There are more than a few other racers, including AJ Foyt's race-winning, 1978 Camaro, which he drove to his final victories. Michael Waltrip's Pontiac Grand Prix from his rookie season is also going up for auction, and will be perfect for fans of Hawaiian Punch. Davey Allison's 1992 Ford Thunderbird NASCAR rounds out the NASCAR offerings, while a pair of Champ Cars from Scott Pruett and Cristiano Da Matta round out the racers. Even the off-road crowd is well represented, with Ivan "Ironman" Stewart's 1994 Toyota Baja racer set to cross the block.
Check out our gallery up top for some historical images of the assorted racers, and then head over to RK Motors's website to view the entire list of cars being auctioned. There are more than a few good ones to see.Permalink | Email this | Comments

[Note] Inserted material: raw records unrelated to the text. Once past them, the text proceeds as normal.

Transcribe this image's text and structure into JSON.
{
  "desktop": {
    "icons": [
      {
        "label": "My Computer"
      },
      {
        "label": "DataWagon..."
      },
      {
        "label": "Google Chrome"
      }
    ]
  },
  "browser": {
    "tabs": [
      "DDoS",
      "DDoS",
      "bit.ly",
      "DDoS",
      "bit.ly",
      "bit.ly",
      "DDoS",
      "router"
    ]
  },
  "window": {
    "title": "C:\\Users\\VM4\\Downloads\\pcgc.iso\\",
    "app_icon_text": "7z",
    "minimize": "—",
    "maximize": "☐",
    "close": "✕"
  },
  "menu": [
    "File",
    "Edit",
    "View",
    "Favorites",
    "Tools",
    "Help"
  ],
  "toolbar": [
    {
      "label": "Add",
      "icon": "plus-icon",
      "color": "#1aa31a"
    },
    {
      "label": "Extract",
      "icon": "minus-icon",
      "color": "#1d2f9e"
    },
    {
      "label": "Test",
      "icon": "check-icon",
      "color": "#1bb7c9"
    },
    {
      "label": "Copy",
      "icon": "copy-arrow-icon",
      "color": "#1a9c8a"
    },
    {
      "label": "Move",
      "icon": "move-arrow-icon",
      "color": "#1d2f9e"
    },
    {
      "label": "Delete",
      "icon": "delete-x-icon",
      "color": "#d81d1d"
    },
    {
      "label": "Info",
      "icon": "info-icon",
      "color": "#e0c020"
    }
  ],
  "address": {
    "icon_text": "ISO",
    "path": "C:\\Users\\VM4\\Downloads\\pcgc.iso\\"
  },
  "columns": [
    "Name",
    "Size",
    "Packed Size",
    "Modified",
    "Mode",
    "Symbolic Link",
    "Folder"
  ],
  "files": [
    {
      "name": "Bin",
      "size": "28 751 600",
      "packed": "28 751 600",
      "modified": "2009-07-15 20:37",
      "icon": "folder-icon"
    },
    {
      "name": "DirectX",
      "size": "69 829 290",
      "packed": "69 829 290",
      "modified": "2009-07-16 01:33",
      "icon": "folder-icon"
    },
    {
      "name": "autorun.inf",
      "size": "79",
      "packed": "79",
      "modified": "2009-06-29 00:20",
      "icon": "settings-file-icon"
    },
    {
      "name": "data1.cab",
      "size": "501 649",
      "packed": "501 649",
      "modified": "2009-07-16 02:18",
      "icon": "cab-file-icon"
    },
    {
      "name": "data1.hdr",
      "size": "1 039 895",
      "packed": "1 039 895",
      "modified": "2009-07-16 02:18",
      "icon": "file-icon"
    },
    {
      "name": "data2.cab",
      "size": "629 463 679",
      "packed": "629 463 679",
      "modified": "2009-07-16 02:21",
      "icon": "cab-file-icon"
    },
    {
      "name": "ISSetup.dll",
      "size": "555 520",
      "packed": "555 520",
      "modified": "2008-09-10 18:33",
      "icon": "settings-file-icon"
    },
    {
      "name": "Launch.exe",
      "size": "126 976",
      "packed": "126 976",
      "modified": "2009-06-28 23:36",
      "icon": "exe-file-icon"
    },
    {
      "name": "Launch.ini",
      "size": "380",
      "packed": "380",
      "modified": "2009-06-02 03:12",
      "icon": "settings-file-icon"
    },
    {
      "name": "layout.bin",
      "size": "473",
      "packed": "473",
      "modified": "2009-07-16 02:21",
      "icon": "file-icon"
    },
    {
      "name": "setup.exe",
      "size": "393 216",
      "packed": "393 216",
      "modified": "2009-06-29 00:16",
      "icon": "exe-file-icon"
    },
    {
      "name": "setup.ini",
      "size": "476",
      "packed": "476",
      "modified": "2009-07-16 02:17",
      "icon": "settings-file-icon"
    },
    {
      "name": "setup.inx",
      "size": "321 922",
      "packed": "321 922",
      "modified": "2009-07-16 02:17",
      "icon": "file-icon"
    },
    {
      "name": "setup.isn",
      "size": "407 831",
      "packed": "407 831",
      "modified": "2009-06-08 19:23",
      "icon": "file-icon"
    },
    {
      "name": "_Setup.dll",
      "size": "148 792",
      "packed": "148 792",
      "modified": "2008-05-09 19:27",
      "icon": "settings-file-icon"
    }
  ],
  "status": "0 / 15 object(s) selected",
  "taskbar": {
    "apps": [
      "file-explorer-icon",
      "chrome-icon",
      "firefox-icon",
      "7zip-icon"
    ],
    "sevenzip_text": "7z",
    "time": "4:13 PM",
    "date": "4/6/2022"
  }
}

Over the last decade or so, competition in NASCAR has led to some pretty funky looking racecars. And when the sport was still up and coming, the tight competition actually led to some interesting production cars. The Dodge Charger Daytona and Plymouth Superbird are perhaps the most well-known cars of the sport's "aero wars" era but the Ford Torino King Cobra might have been the most memorable of all, if not for some different homologation rules established in 1970. The Torino King Cobra never made it to production and never competed in NASCAR, but three examples exist including this one now for sale on eBay.

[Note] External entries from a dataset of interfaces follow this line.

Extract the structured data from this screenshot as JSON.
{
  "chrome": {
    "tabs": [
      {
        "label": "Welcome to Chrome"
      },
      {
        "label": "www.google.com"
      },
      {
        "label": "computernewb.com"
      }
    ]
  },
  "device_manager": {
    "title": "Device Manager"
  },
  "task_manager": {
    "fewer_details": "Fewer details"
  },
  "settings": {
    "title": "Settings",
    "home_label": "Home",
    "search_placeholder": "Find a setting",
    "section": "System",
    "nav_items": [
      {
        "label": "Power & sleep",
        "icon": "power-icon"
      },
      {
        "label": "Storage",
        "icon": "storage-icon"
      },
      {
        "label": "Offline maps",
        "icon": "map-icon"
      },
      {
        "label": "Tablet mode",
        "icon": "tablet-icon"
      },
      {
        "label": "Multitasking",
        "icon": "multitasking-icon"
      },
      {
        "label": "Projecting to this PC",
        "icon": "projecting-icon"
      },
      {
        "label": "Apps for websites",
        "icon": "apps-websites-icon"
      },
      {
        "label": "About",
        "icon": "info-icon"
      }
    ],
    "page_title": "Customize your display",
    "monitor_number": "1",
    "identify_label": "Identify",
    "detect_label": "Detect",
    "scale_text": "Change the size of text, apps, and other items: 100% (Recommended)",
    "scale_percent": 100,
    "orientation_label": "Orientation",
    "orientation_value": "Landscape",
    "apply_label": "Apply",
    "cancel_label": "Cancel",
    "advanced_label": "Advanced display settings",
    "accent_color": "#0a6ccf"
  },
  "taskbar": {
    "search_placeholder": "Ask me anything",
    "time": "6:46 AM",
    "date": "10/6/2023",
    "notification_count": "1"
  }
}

Designed as a successor for the aero-tuned Torino Talladega, the Torino King Cobra has a sleeker front end with hidden headlights and a sloped nose. As the story goes, NASCAR made a rule change in 1970 requiring 3,000 of the vehicles to be produced, which was substantially more than the 500 units required by the previous rule. One of the three prototypes ever built - and the only one built with the Boss 429 engine - is now for sale on eBay with a starting bid of $500,000. With a little more than three days left on the auction there are still no bids, but in the grand scheme of things this seems like a relatively fair price for a rare piece of automobile and racing history.Permalink | Email this | Comments

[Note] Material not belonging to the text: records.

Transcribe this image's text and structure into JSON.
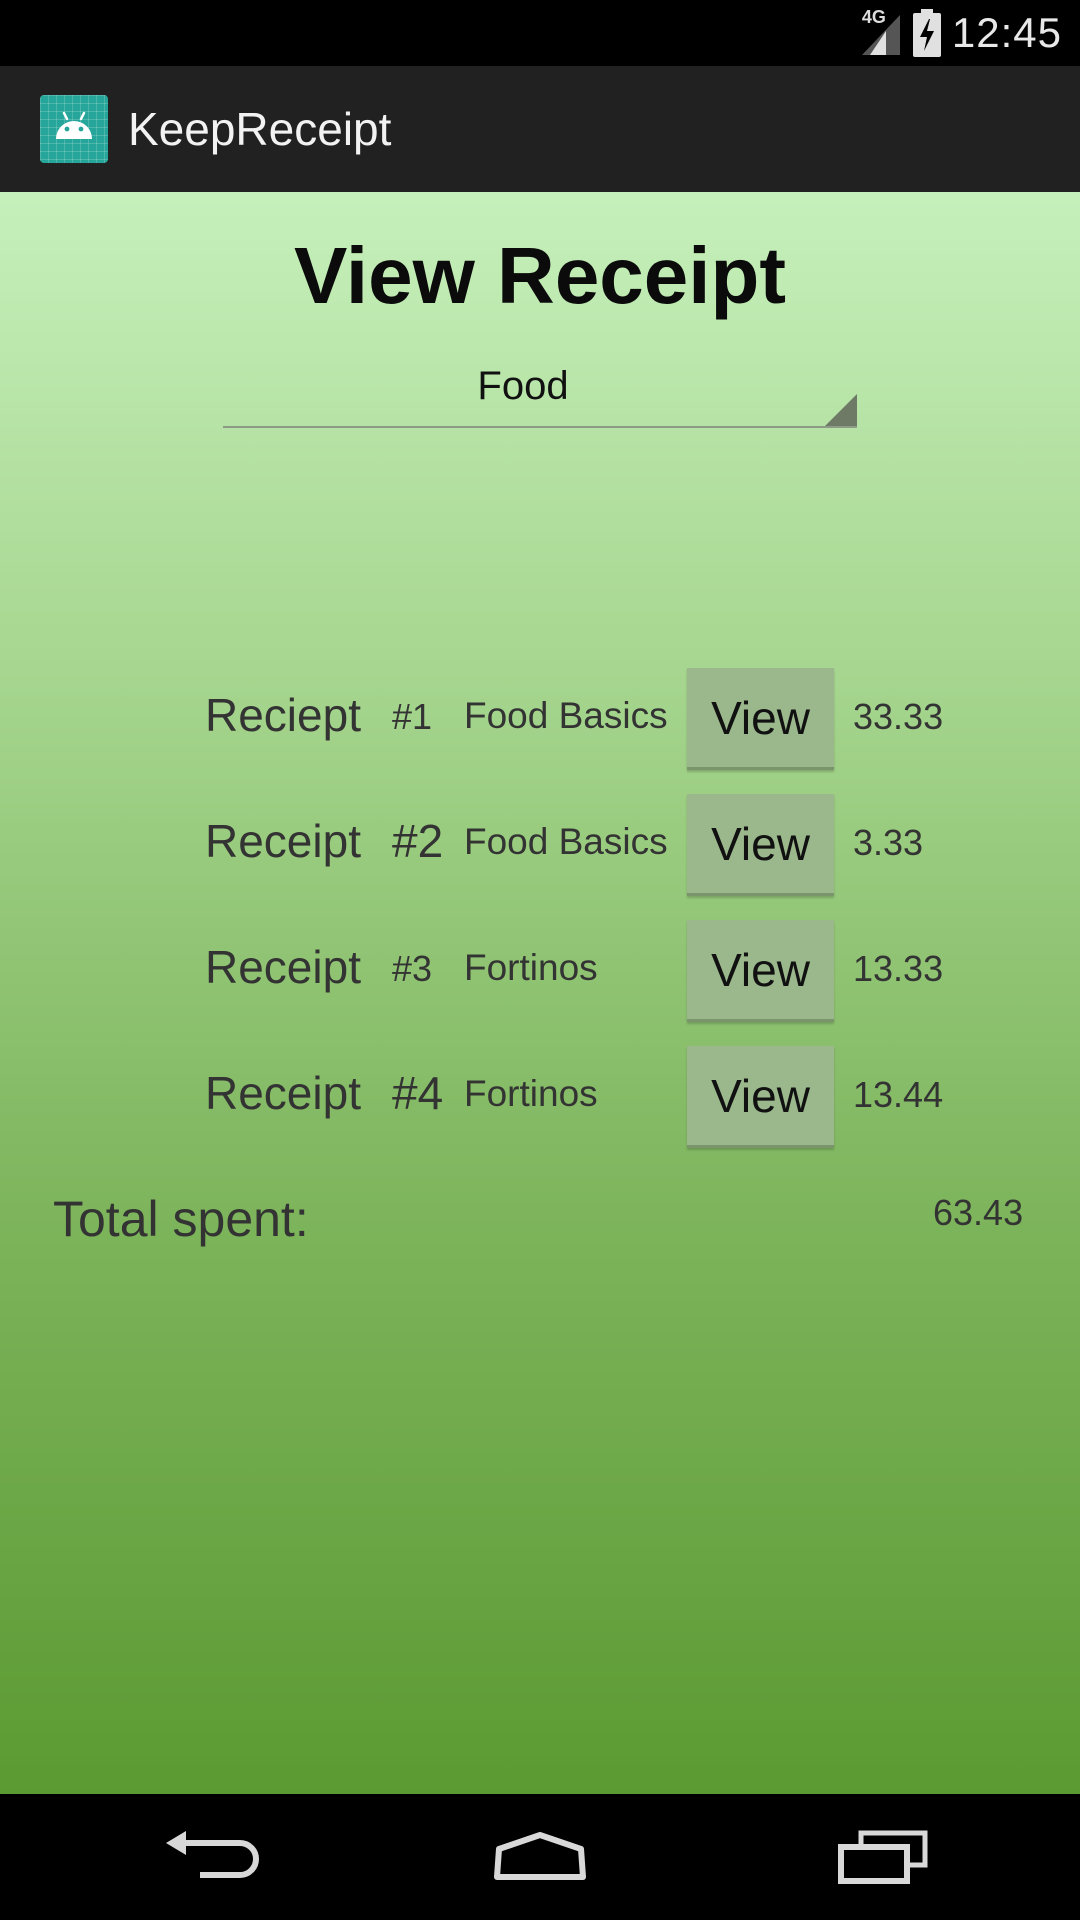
{
  "status_bar": {
    "network": "4G",
    "time": "12:45"
  },
  "action_bar": {
    "app_title": "KeepReceipt"
  },
  "page": {
    "title": "View Receipt",
    "category_spinner": {
      "selected": "Food"
    }
  },
  "receipts": [
    {
      "label": "Reciept",
      "number": "#1",
      "store": "Food Basics",
      "button": "View",
      "amount": "33.33"
    },
    {
      "label": "Receipt",
      "number": "#2",
      "store": "Food Basics",
      "button": "View",
      "amount": "3.33"
    },
    {
      "label": "Receipt",
      "number": "#3",
      "store": "Fortinos",
      "button": "View",
      "amount": "13.33"
    },
    {
      "label": "Receipt",
      "number": "#4",
      "store": "Fortinos",
      "button": "View",
      "amount": "13.44"
    }
  ],
  "total": {
    "label": "Total spent:",
    "value": "63.43"
  },
  "nav": {
    "icons": [
      "back-icon",
      "home-icon",
      "recents-icon"
    ]
  },
  "colors": {
    "background_top": "#c6f0bb",
    "background_bottom": "#5b9a32",
    "button": "#9ab88c",
    "action_bar": "#212121",
    "app_icon": "#26a69a"
  }
}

Legendary motorsports journalist and racing commentator, Chris Economaki, died late on Thursday evening at the age of 91.
Born in Brooklyn, New York, in 1920, Economaki began working for National Speed Sport News at the tender age of 13, selling copies of the magazine. He worked for the publication in jobs as diverse as delivery boy, correspondent and publisher, and was named Editor in 1950. Economaki's column for the magazine, "The Editor's Notebook" was published for more than 50 years.
In later years the journalist began a career in broadcasting, serving as a commentator for ABC's Wide World of Sports and covering such racing highlights as the Indianapolis 500 and the Daytona 500, among many others. Economaki also appeared as a commentator for CBS Sports, ESPN's Speed Week, and Motorweek Illustrated on TBS. In total, his massive career covered every corner of motorsport, across the globe and spanned eight decades.
Brian France, CEO of NASCAR, said this of Economaki, "The passing of Chris Economaki is a tough loss for me on both a personal and professional level, having known Chris throughout my life. Many people consider Chris the greatest motorsports journalist of all time. He was, indeed, 'the Dean.'"
Scroll down to see a few videos of Economaki at home on the racetrack. In the first, Economaki talks with Dave Despain about the best driver he ever saw, and in the second, he adds insight to a special presentation about the 1965 12 Hours of Sebring. Good stuff, all.Permalink | Email this | Comments